Cameroon, on the Gulf of Guinea, is a Central African country of varied terrain and wildlife. Its inland capital, Yaoundé, and its biggest city, the seaport Douala, are transit points to ecotourism sites as well as beach resorts like Kribi – near the Chutes de la Lobé waterfalls, which plunge directly into the sea – and Limbe, where the Limbe Wildlife Centre houses rescued primates.
The country’s name is derived from Rio dos Camarões (“River of Prawns”)—the name given to the Wouri River estuary by Portuguese explorers of the 15th and 16th centuries. Camarões was also used to designate the river’s neighboring mountains. Until the late 19th century, English usage confined the term “the Cameroons” to the mountains, while the estuary was called the Cameroons River or, locally, the Bay. In 1884 the Germans extended the word Kamerun to their entire protectorate, which largely corresponded to the present state.
Due to its high altitude, rich volcanic soils and ample rainfall coffees from Cameroon are of good quality. They are full-bodied flavor with a well-rounded finish with chocolate characteristics.
Coffee production is very important for the economy of Cameroon. The crop is grown extensively in the country, with Robusta more prevalent in the coastal areas and Arabica more widespread in the western highlands. The two varieties of Arabica cultivated are Java and Jamaica of which only Java is resistant to pests such as Coffee Berry Disease and rust. In 2014, Cameroon was ranked the 31st largest producer of coffee in world.
Coffee farming in Cameroon dates to 1884, during the German colonial era. The Germans went up to open trial gardens in Victoria, Ebolowa, Nkongsamba and Dschang. Coffee farming later extended to Yokadouma, Abong-Mbang, Doumé, Lomié and Akonolinga. Around 1927, the coffee plant found its way to the West Region.

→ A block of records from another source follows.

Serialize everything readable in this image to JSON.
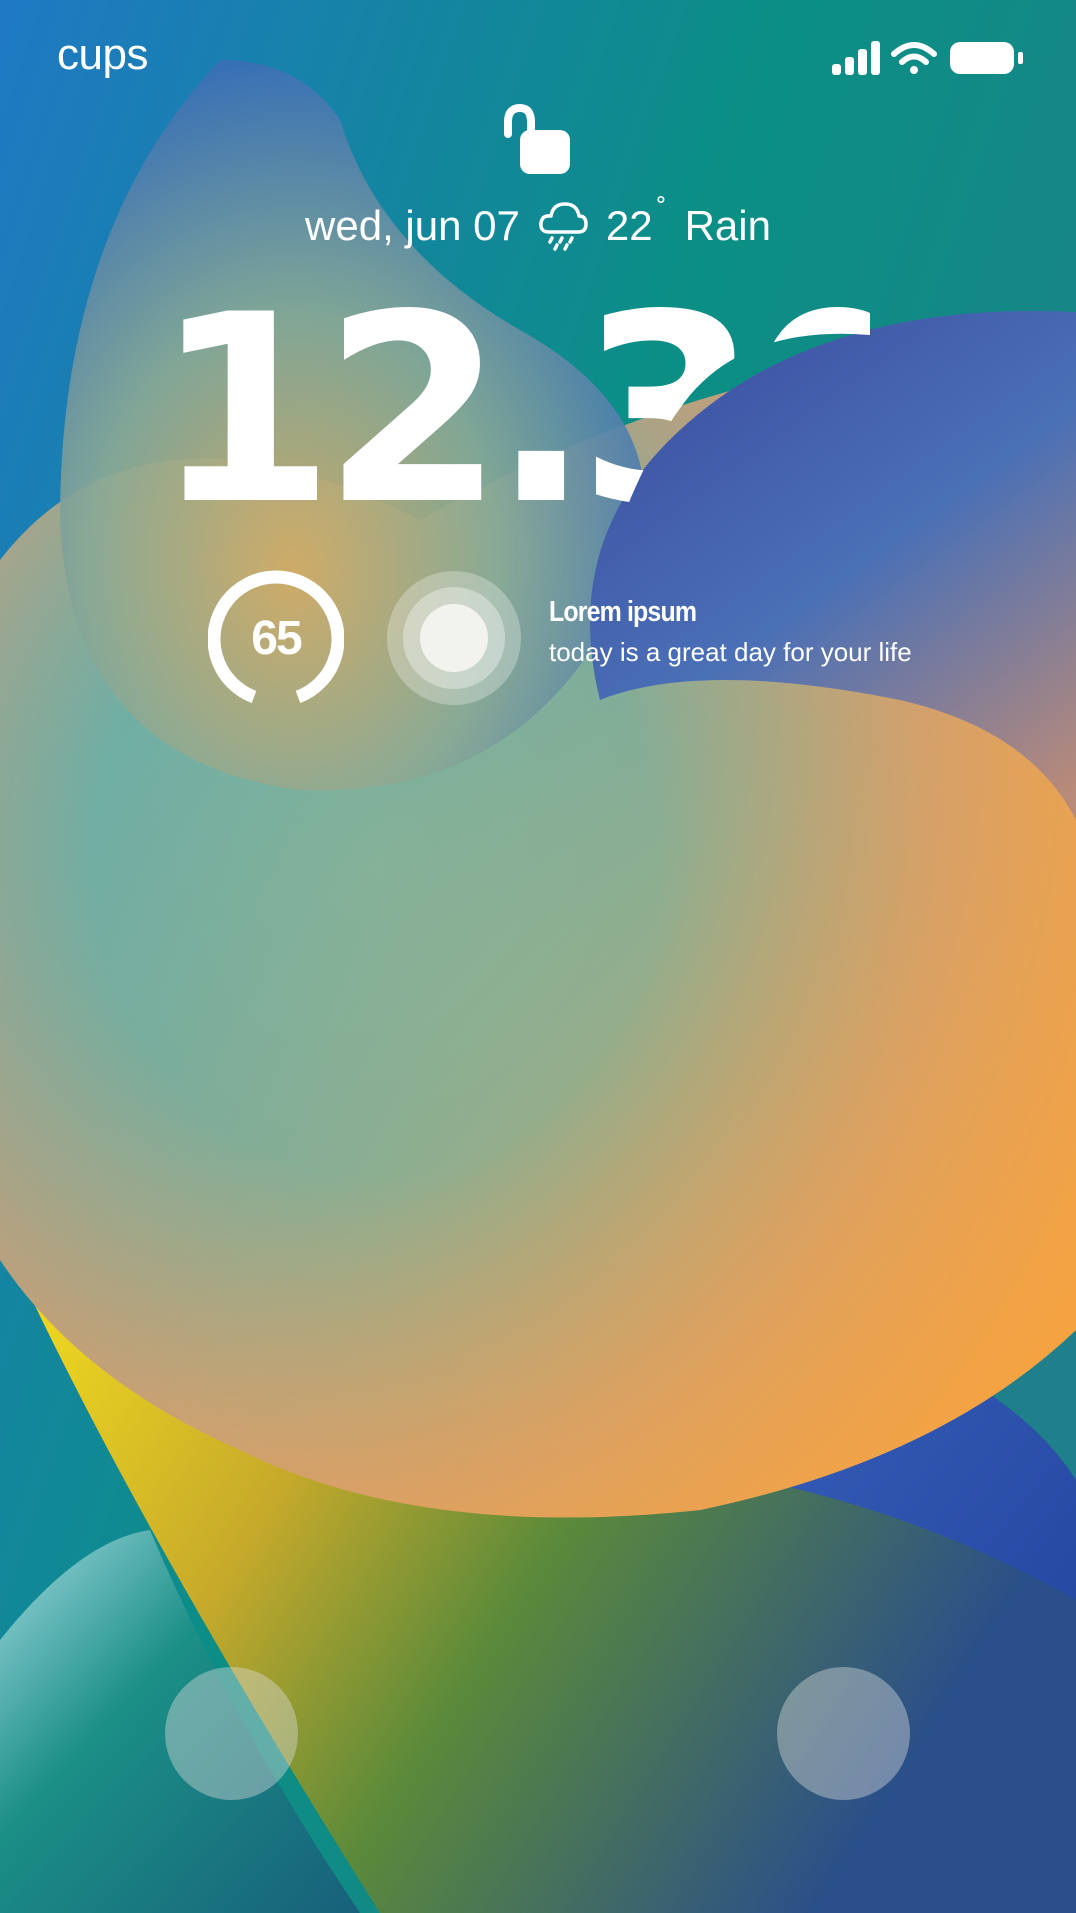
{
  "status_bar": {
    "carrier": "cups",
    "icons": [
      "signal-icon",
      "wifi-icon",
      "battery-icon"
    ]
  },
  "lock_icon": "lock-open-icon",
  "date_row": {
    "date": "wed, jun 07",
    "weather_icon": "rain-cloud-icon",
    "temperature": "22",
    "degree_symbol": "˚",
    "condition": "Rain"
  },
  "clock": {
    "time": "12.30"
  },
  "widgets": {
    "ring": {
      "value": "65"
    },
    "note": {
      "title": "Lorem ipsum",
      "body": "today is a great day for your life"
    }
  },
  "bottom_buttons": {
    "left": "flashlight-button",
    "right": "camera-button"
  },
  "colors": {
    "text": "#ffffff",
    "wallpaper_blue": "#1d6fbd",
    "wallpaper_teal": "#0f8a7e",
    "wallpaper_orange": "#f3a443",
    "wallpaper_yellow": "#f2d21e",
    "wallpaper_indigo": "#3b4b9d"
  }
}
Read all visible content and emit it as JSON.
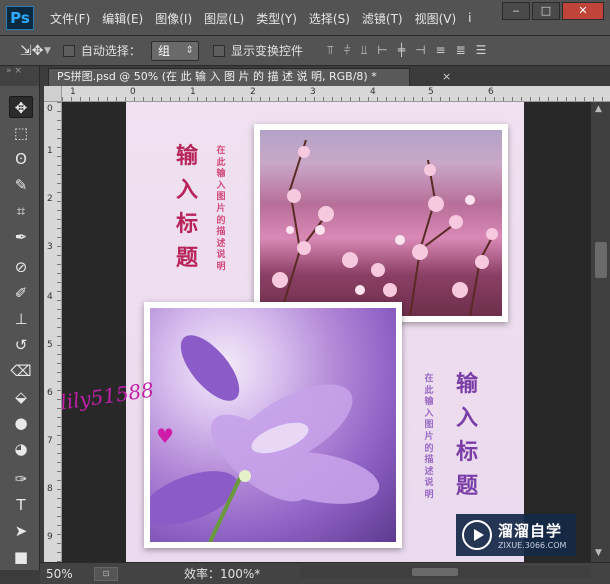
{
  "app": {
    "logo": "Ps",
    "menu": [
      "文件(F)",
      "编辑(E)",
      "图像(I)",
      "图层(L)",
      "类型(Y)",
      "选择(S)",
      "滤镜(T)",
      "视图(V)",
      "i"
    ],
    "window_buttons": {
      "minimize": "‒",
      "maximize": "□",
      "close": "✕"
    }
  },
  "options_bar": {
    "tool_icon": "move-tool-icon",
    "auto_select_label": "自动选择：",
    "auto_select_value": "组",
    "show_transform_label": "显示变换控件"
  },
  "document_tab": {
    "title": "PS拼图.psd @ 50% (在 此 输 入 图 片 的 描 述 说 明, RGB/8) *",
    "close": "×"
  },
  "rulers": {
    "top": [
      "1",
      "0",
      "1",
      "2",
      "3",
      "4",
      "5",
      "6"
    ],
    "left": [
      "0",
      "1",
      "2",
      "3",
      "4",
      "5",
      "6",
      "7",
      "8",
      "9"
    ]
  },
  "canvas": {
    "title_1": [
      "输",
      "入",
      "标",
      "题"
    ],
    "desc_1": [
      "在",
      "此",
      "输",
      "入",
      "图",
      "片",
      "的",
      "描",
      "述",
      "说",
      "明"
    ],
    "title_2": [
      "输",
      "入",
      "标",
      "题"
    ],
    "desc_2": [
      "在",
      "此",
      "输",
      "入",
      "图",
      "片",
      "的",
      "描",
      "述",
      "说",
      "明"
    ],
    "signature": "lily51588",
    "heart": "♥"
  },
  "status": {
    "zoom": "50%",
    "efficiency": "效率：100%*"
  },
  "brand": {
    "name": "溜溜自学",
    "url": "ZIXUE.3066.COM"
  },
  "colors": {
    "accent_ps": "#31a8ff",
    "title_pink": "#b7245a",
    "title_purple": "#7a3ea6",
    "signature": "#c11fa8"
  }
}
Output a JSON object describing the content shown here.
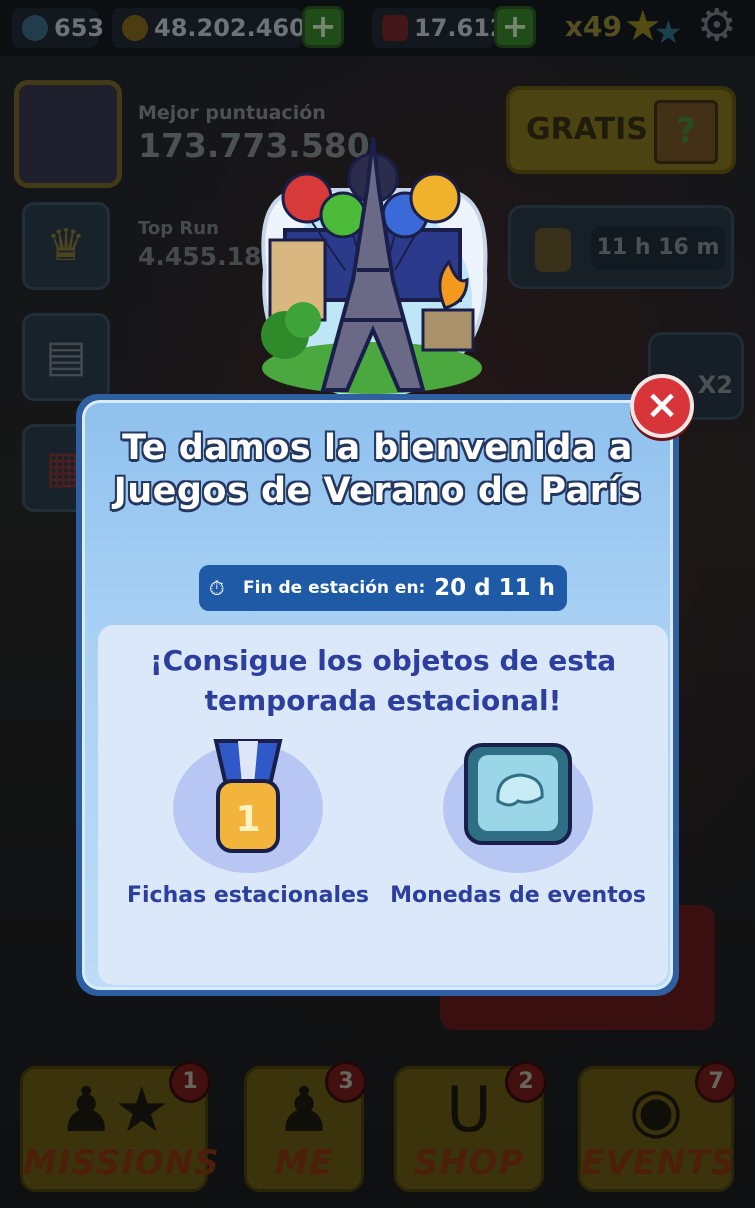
{
  "top_bar": {
    "keys": "653",
    "coins": "48.202.460",
    "boards": "17.612",
    "multiplier": "x49"
  },
  "profile": {
    "best_score_label": "Mejor puntuación",
    "best_score_value": "173.773.580",
    "top_run_label": "Top Run",
    "top_run_value": "4.455.18"
  },
  "right_panel": {
    "gratis_label": "GRATIS",
    "timer": "11 h 16 m",
    "x2_label": "X2"
  },
  "modal": {
    "title": "Te damos la bienvenida a Juegos de Verano de París",
    "season_end_label": "Fin de estación en:",
    "season_end_value": "20 d 11 h",
    "subtitle": "¡Consigue los objetos de esta temporada estacional!",
    "items": [
      {
        "label": "Fichas estacionales"
      },
      {
        "label": "Monedas de eventos"
      }
    ],
    "close": "×"
  },
  "bottom_nav": [
    {
      "label": "MISSIONS",
      "badge": "1"
    },
    {
      "label": "ME",
      "badge": "3"
    },
    {
      "label": "SHOP",
      "badge": "2"
    },
    {
      "label": "EVENTS",
      "badge": "7"
    }
  ],
  "colors": {
    "modal_blue": "#2e5fa0",
    "title_outline": "#24375f",
    "subtitle_text": "#2c3e9e",
    "close_red": "#d8353a",
    "plus_green": "#3a8a2e"
  }
}
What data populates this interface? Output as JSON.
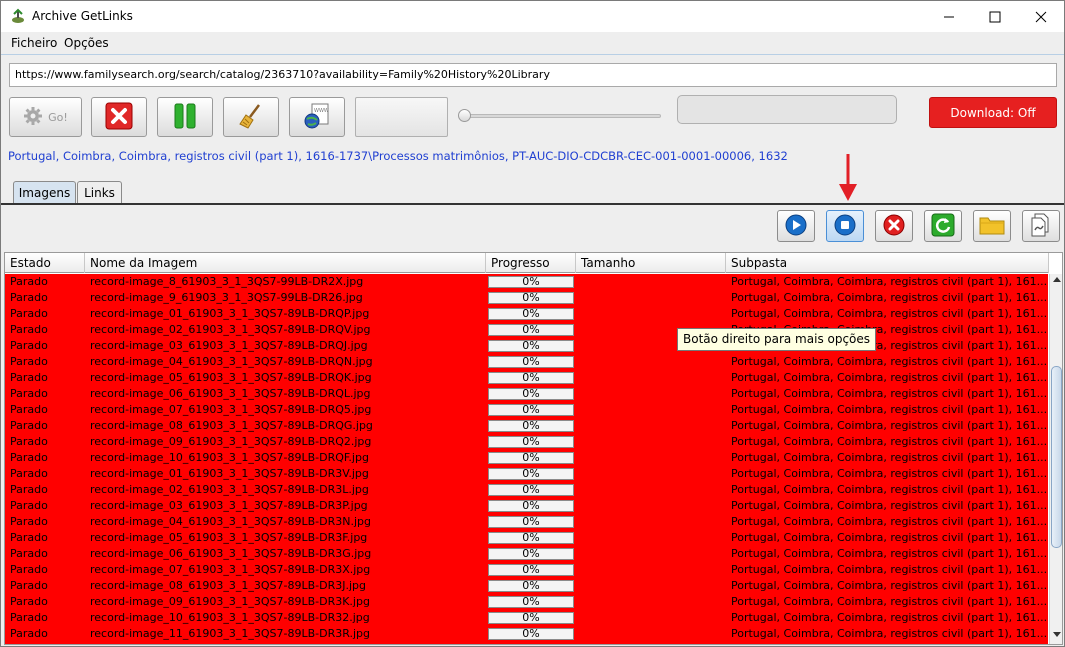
{
  "window": {
    "title": "Archive GetLinks"
  },
  "menu": [
    "Ficheiro",
    "Opções"
  ],
  "url": "https://www.familysearch.org/search/catalog/2363710?availability=Family%20History%20Library",
  "toolbar": {
    "go_label": "Go!",
    "download_label": "Download: Off"
  },
  "path": "Portugal, Coimbra, Coimbra, registros civil (part 1), 1616-1737\\Processos matrimônios, PT-AUC-DIO-CDCBR-CEC-001-0001-00006, 1632",
  "tabs": [
    "Imagens",
    "Links"
  ],
  "tooltip": "Botão direito para mais opções",
  "colors": {
    "download_bg": "#e62020",
    "row_bg": "#ff0000",
    "path_text": "#1f3fd1"
  },
  "table": {
    "headers": [
      "Estado",
      "Nome da Imagem",
      "Progresso",
      "Tamanho",
      "Subpasta"
    ],
    "rows": [
      {
        "estado": "Parado",
        "nome": "record-image_8_61903_3_1_3QS7-99LB-DR2X.jpg",
        "progresso": "0%",
        "tamanho": "",
        "subpasta": "Portugal, Coimbra, Coimbra, registros civil (part 1), 161..."
      },
      {
        "estado": "Parado",
        "nome": "record-image_9_61903_3_1_3QS7-99LB-DR26.jpg",
        "progresso": "0%",
        "tamanho": "",
        "subpasta": "Portugal, Coimbra, Coimbra, registros civil (part 1), 161..."
      },
      {
        "estado": "Parado",
        "nome": "record-image_01_61903_3_1_3QS7-89LB-DRQP.jpg",
        "progresso": "0%",
        "tamanho": "",
        "subpasta": "Portugal, Coimbra, Coimbra, registros civil (part 1), 161..."
      },
      {
        "estado": "Parado",
        "nome": "record-image_02_61903_3_1_3QS7-89LB-DRQV.jpg",
        "progresso": "0%",
        "tamanho": "",
        "subpasta": "Portugal, Coimbra, Coimbra, registros civil (part 1), 161..."
      },
      {
        "estado": "Parado",
        "nome": "record-image_03_61903_3_1_3QS7-89LB-DRQJ.jpg",
        "progresso": "0%",
        "tamanho": "",
        "subpasta": "Portugal, Coimbra, Coimbra, registros civil (part 1), 161..."
      },
      {
        "estado": "Parado",
        "nome": "record-image_04_61903_3_1_3QS7-89LB-DRQN.jpg",
        "progresso": "0%",
        "tamanho": "",
        "subpasta": "Portugal, Coimbra, Coimbra, registros civil (part 1), 161..."
      },
      {
        "estado": "Parado",
        "nome": "record-image_05_61903_3_1_3QS7-89LB-DRQK.jpg",
        "progresso": "0%",
        "tamanho": "",
        "subpasta": "Portugal, Coimbra, Coimbra, registros civil (part 1), 161..."
      },
      {
        "estado": "Parado",
        "nome": "record-image_06_61903_3_1_3QS7-89LB-DRQL.jpg",
        "progresso": "0%",
        "tamanho": "",
        "subpasta": "Portugal, Coimbra, Coimbra, registros civil (part 1), 161..."
      },
      {
        "estado": "Parado",
        "nome": "record-image_07_61903_3_1_3QS7-89LB-DRQ5.jpg",
        "progresso": "0%",
        "tamanho": "",
        "subpasta": "Portugal, Coimbra, Coimbra, registros civil (part 1), 161..."
      },
      {
        "estado": "Parado",
        "nome": "record-image_08_61903_3_1_3QS7-89LB-DRQG.jpg",
        "progresso": "0%",
        "tamanho": "",
        "subpasta": "Portugal, Coimbra, Coimbra, registros civil (part 1), 161..."
      },
      {
        "estado": "Parado",
        "nome": "record-image_09_61903_3_1_3QS7-89LB-DRQ2.jpg",
        "progresso": "0%",
        "tamanho": "",
        "subpasta": "Portugal, Coimbra, Coimbra, registros civil (part 1), 161..."
      },
      {
        "estado": "Parado",
        "nome": "record-image_10_61903_3_1_3QS7-89LB-DRQF.jpg",
        "progresso": "0%",
        "tamanho": "",
        "subpasta": "Portugal, Coimbra, Coimbra, registros civil (part 1), 161..."
      },
      {
        "estado": "Parado",
        "nome": "record-image_01_61903_3_1_3QS7-89LB-DR3V.jpg",
        "progresso": "0%",
        "tamanho": "",
        "subpasta": "Portugal, Coimbra, Coimbra, registros civil (part 1), 161..."
      },
      {
        "estado": "Parado",
        "nome": "record-image_02_61903_3_1_3QS7-89LB-DR3L.jpg",
        "progresso": "0%",
        "tamanho": "",
        "subpasta": "Portugal, Coimbra, Coimbra, registros civil (part 1), 161..."
      },
      {
        "estado": "Parado",
        "nome": "record-image_03_61903_3_1_3QS7-89LB-DR3P.jpg",
        "progresso": "0%",
        "tamanho": "",
        "subpasta": "Portugal, Coimbra, Coimbra, registros civil (part 1), 161..."
      },
      {
        "estado": "Parado",
        "nome": "record-image_04_61903_3_1_3QS7-89LB-DR3N.jpg",
        "progresso": "0%",
        "tamanho": "",
        "subpasta": "Portugal, Coimbra, Coimbra, registros civil (part 1), 161..."
      },
      {
        "estado": "Parado",
        "nome": "record-image_05_61903_3_1_3QS7-89LB-DR3F.jpg",
        "progresso": "0%",
        "tamanho": "",
        "subpasta": "Portugal, Coimbra, Coimbra, registros civil (part 1), 161..."
      },
      {
        "estado": "Parado",
        "nome": "record-image_06_61903_3_1_3QS7-89LB-DR3G.jpg",
        "progresso": "0%",
        "tamanho": "",
        "subpasta": "Portugal, Coimbra, Coimbra, registros civil (part 1), 161..."
      },
      {
        "estado": "Parado",
        "nome": "record-image_07_61903_3_1_3QS7-89LB-DR3X.jpg",
        "progresso": "0%",
        "tamanho": "",
        "subpasta": "Portugal, Coimbra, Coimbra, registros civil (part 1), 161..."
      },
      {
        "estado": "Parado",
        "nome": "record-image_08_61903_3_1_3QS7-89LB-DR3J.jpg",
        "progresso": "0%",
        "tamanho": "",
        "subpasta": "Portugal, Coimbra, Coimbra, registros civil (part 1), 161..."
      },
      {
        "estado": "Parado",
        "nome": "record-image_09_61903_3_1_3QS7-89LB-DR3K.jpg",
        "progresso": "0%",
        "tamanho": "",
        "subpasta": "Portugal, Coimbra, Coimbra, registros civil (part 1), 161..."
      },
      {
        "estado": "Parado",
        "nome": "record-image_10_61903_3_1_3QS7-89LB-DR32.jpg",
        "progresso": "0%",
        "tamanho": "",
        "subpasta": "Portugal, Coimbra, Coimbra, registros civil (part 1), 161..."
      },
      {
        "estado": "Parado",
        "nome": "record-image_11_61903_3_1_3QS7-89LB-DR3R.jpg",
        "progresso": "0%",
        "tamanho": "",
        "subpasta": "Portugal, Coimbra, Coimbra, registros civil (part 1), 161..."
      }
    ]
  }
}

By 1928, 200,000 coffee seedlings were planted in Dschang. By 1929, the development of coffee farming in Cameroon was thanks to René COSTE, a French Agricultural Engineer appointed to head the farming Station of Dschang. There was a high level of production in 1990 resulting in record export of 156,000 tons. Cameroon was ranked 12th in world ranking. When the production declined, it was attributed to the policies of the government and to the global economic crisis.The government has sought the help of Brazilian experts to suggest solutions, and it has also invested 750 million FCFA – about US$1.5 million for a five-year period as a relief package.
Coffee is grown in seven regions of Cameroon; West, Northwest, Littoral, Southwest, South, Centre and East Region. Bamileke and Bamaoun are the high plateau areas where Arabica plantations are located. Robusta, which is a more dominant crop of the country, is grown in middle elevations in western region and also to some degree in Abang Mbang. Arabica and Robusta are partly processed within the country. The production of Cameroon’s coffee is placed under the responsibility of the Ministries of Agriculture and Rural Development (MINADER) and that of Scientific Research and Innovations (MINRESI). Under these ministries there are various projects to boost coffee production.
Cameroonian coffee roasters process only 5% of national production of Arabica and Robusta coffees.
The marketing of Coffee in Cameroon is placed under the control of the National Cocoa and Coffee Board (NCCB), an autonomous government institution under the technical supervision of the Ministry of Trade (MINCOMMERCE).
Mr. Bertrand Gako
BULERIE DU MOUNGO Sarl,
P.O BOX 617, NKONGSAMBA-CAMEROON
Phone: +237 670 777 111